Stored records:
=== Begin Enclosure ===

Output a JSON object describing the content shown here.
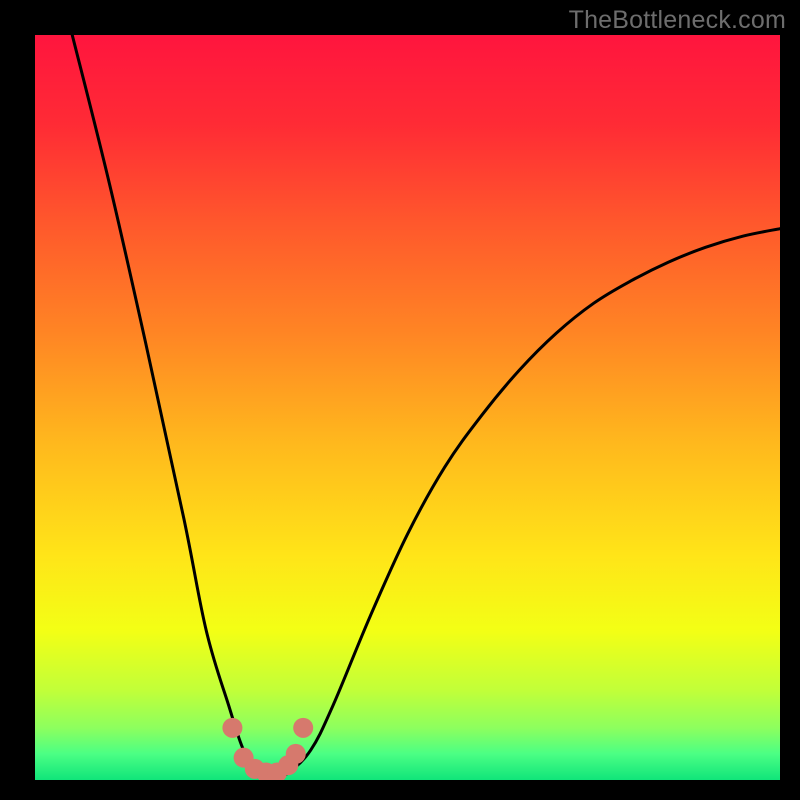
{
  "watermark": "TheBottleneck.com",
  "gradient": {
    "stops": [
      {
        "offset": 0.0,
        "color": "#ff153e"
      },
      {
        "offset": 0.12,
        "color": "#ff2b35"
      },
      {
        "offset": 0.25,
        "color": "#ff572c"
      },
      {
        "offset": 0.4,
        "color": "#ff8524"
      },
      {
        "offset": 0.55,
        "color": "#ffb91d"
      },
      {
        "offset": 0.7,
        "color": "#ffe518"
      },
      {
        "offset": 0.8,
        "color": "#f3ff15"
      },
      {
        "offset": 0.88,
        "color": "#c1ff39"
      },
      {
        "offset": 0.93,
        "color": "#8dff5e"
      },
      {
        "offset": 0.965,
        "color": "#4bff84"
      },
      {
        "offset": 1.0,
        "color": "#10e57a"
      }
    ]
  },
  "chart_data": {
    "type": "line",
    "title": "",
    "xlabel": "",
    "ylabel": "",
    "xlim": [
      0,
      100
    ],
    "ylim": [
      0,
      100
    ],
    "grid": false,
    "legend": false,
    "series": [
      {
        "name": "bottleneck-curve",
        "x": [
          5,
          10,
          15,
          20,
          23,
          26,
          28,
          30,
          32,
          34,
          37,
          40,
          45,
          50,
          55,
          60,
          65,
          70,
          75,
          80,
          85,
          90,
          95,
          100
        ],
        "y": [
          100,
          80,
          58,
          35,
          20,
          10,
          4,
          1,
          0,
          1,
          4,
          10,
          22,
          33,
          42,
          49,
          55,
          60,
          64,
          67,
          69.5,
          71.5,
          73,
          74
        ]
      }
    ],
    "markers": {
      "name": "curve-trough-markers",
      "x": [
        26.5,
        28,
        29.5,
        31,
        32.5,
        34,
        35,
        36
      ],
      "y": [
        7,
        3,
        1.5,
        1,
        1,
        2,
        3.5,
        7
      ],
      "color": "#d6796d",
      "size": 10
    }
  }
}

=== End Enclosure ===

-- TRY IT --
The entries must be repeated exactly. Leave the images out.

-- RESPONSE AREA --
Output a JSON object describing the content shown here.
{
  "watermark": "TheBottleneck.com",
  "gradient": {
    "stops": [
      {
        "offset": 0.0,
        "color": "#ff153e"
      },
      {
        "offset": 0.12,
        "color": "#ff2b35"
      },
      {
        "offset": 0.25,
        "color": "#ff572c"
      },
      {
        "offset": 0.4,
        "color": "#ff8524"
      },
      {
        "offset": 0.55,
        "color": "#ffb91d"
      },
      {
        "offset": 0.7,
        "color": "#ffe518"
      },
      {
        "offset": 0.8,
        "color": "#f3ff15"
      },
      {
        "offset": 0.88,
        "color": "#c1ff39"
      },
      {
        "offset": 0.93,
        "color": "#8dff5e"
      },
      {
        "offset": 0.965,
        "color": "#4bff84"
      },
      {
        "offset": 1.0,
        "color": "#10e57a"
      }
    ]
  },
  "chart_data": {
    "type": "line",
    "title": "",
    "xlabel": "",
    "ylabel": "",
    "xlim": [
      0,
      100
    ],
    "ylim": [
      0,
      100
    ],
    "grid": false,
    "legend": false,
    "series": [
      {
        "name": "bottleneck-curve",
        "x": [
          5,
          10,
          15,
          20,
          23,
          26,
          28,
          30,
          32,
          34,
          37,
          40,
          45,
          50,
          55,
          60,
          65,
          70,
          75,
          80,
          85,
          90,
          95,
          100
        ],
        "y": [
          100,
          80,
          58,
          35,
          20,
          10,
          4,
          1,
          0,
          1,
          4,
          10,
          22,
          33,
          42,
          49,
          55,
          60,
          64,
          67,
          69.5,
          71.5,
          73,
          74
        ]
      }
    ],
    "markers": {
      "name": "curve-trough-markers",
      "x": [
        26.5,
        28,
        29.5,
        31,
        32.5,
        34,
        35,
        36
      ],
      "y": [
        7,
        3,
        1.5,
        1,
        1,
        2,
        3.5,
        7
      ],
      "color": "#d6796d",
      "size": 10
    }
  }
}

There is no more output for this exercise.